Exercise objective -> Make an exact copy of the entries below.
*** Raw data Section Begins ***
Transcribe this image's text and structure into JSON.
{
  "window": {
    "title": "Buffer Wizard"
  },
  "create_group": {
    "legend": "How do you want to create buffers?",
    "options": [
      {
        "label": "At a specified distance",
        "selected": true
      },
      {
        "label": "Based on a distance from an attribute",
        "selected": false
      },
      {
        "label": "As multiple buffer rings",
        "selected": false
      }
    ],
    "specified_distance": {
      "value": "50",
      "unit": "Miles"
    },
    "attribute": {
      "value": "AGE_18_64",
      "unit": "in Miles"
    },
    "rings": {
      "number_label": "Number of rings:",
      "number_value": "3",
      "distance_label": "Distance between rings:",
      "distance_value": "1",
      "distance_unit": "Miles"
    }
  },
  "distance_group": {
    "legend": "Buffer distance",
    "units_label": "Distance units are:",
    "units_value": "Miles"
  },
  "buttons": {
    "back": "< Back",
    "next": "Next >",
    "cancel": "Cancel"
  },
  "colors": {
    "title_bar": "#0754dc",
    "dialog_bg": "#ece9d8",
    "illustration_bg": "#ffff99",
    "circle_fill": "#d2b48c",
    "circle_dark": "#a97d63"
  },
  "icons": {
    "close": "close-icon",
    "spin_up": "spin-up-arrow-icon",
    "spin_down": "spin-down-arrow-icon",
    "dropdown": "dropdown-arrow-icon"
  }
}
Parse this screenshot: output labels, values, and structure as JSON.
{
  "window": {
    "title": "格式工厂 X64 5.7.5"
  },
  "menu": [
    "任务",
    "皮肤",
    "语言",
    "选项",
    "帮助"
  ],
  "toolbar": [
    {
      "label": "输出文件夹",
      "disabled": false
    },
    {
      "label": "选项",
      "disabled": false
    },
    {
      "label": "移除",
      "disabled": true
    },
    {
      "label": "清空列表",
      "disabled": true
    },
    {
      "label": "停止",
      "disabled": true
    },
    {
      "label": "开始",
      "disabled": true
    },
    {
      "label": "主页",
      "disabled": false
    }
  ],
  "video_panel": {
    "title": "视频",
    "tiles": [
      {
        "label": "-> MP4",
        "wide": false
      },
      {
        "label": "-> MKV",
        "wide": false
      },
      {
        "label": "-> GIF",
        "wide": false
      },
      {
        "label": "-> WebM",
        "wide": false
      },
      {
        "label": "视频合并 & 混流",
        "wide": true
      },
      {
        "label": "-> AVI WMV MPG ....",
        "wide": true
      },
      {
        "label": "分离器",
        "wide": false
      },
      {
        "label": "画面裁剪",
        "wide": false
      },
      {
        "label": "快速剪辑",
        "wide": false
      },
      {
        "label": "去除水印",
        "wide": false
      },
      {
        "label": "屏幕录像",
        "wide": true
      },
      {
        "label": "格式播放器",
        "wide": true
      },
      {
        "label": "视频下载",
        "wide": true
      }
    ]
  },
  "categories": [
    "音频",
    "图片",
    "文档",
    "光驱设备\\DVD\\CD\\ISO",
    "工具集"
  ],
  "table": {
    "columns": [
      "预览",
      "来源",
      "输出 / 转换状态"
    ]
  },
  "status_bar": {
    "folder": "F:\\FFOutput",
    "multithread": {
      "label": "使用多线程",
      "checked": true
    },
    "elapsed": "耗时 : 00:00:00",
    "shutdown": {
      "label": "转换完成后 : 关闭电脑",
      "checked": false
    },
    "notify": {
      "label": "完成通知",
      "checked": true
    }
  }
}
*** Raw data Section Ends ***
Reply to the task ->
Transcribe this image's text and structure into JSON.
{
  "window": {
    "title": "Buffer Wizard"
  },
  "create_group": {
    "legend": "How do you want to create buffers?",
    "options": [
      {
        "label": "At a specified distance",
        "selected": true
      },
      {
        "label": "Based on a distance from an attribute",
        "selected": false
      },
      {
        "label": "As multiple buffer rings",
        "selected": false
      }
    ],
    "specified_distance": {
      "value": "50",
      "unit": "Miles"
    },
    "attribute": {
      "value": "AGE_18_64",
      "unit": "in Miles"
    },
    "rings": {
      "number_label": "Number of rings:",
      "number_value": "3",
      "distance_label": "Distance between rings:",
      "distance_value": "1",
      "distance_unit": "Miles"
    }
  },
  "distance_group": {
    "legend": "Buffer distance",
    "units_label": "Distance units are:",
    "units_value": "Miles"
  },
  "buttons": {
    "back": "< Back",
    "next": "Next >",
    "cancel": "Cancel"
  },
  "colors": {
    "title_bar": "#0754dc",
    "dialog_bg": "#ece9d8",
    "illustration_bg": "#ffff99",
    "circle_fill": "#d2b48c",
    "circle_dark": "#a97d63"
  },
  "icons": {
    "close": "close-icon",
    "spin_up": "spin-up-arrow-icon",
    "spin_down": "spin-down-arrow-icon",
    "dropdown": "dropdown-arrow-icon"
  }
}
Parse this screenshot: output labels, values, and structure as JSON.
{
  "window": {
    "title": "格式工厂 X64 5.7.5"
  },
  "menu": [
    "任务",
    "皮肤",
    "语言",
    "选项",
    "帮助"
  ],
  "toolbar": [
    {
      "label": "输出文件夹",
      "disabled": false
    },
    {
      "label": "选项",
      "disabled": false
    },
    {
      "label": "移除",
      "disabled": true
    },
    {
      "label": "清空列表",
      "disabled": true
    },
    {
      "label": "停止",
      "disabled": true
    },
    {
      "label": "开始",
      "disabled": true
    },
    {
      "label": "主页",
      "disabled": false
    }
  ],
  "video_panel": {
    "title": "视频",
    "tiles": [
      {
        "label": "-> MP4",
        "wide": false
      },
      {
        "label": "-> MKV",
        "wide": false
      },
      {
        "label": "-> GIF",
        "wide": false
      },
      {
        "label": "-> WebM",
        "wide": false
      },
      {
        "label": "视频合并 & 混流",
        "wide": true
      },
      {
        "label": "-> AVI WMV MPG ....",
        "wide": true
      },
      {
        "label": "分离器",
        "wide": false
      },
      {
        "label": "画面裁剪",
        "wide": false
      },
      {
        "label": "快速剪辑",
        "wide": false
      },
      {
        "label": "去除水印",
        "wide": false
      },
      {
        "label": "屏幕录像",
        "wide": true
      },
      {
        "label": "格式播放器",
        "wide": true
      },
      {
        "label": "视频下载",
        "wide": true
      }
    ]
  },
  "categories": [
    "音频",
    "图片",
    "文档",
    "光驱设备\\DVD\\CD\\ISO",
    "工具集"
  ],
  "table": {
    "columns": [
      "预览",
      "来源",
      "输出 / 转换状态"
    ]
  },
  "status_bar": {
    "folder": "F:\\FFOutput",
    "multithread": {
      "label": "使用多线程",
      "checked": true
    },
    "elapsed": "耗时 : 00:00:00",
    "shutdown": {
      "label": "转换完成后 : 关闭电脑",
      "checked": false
    },
    "notify": {
      "label": "完成通知",
      "checked": true
    }
  }
}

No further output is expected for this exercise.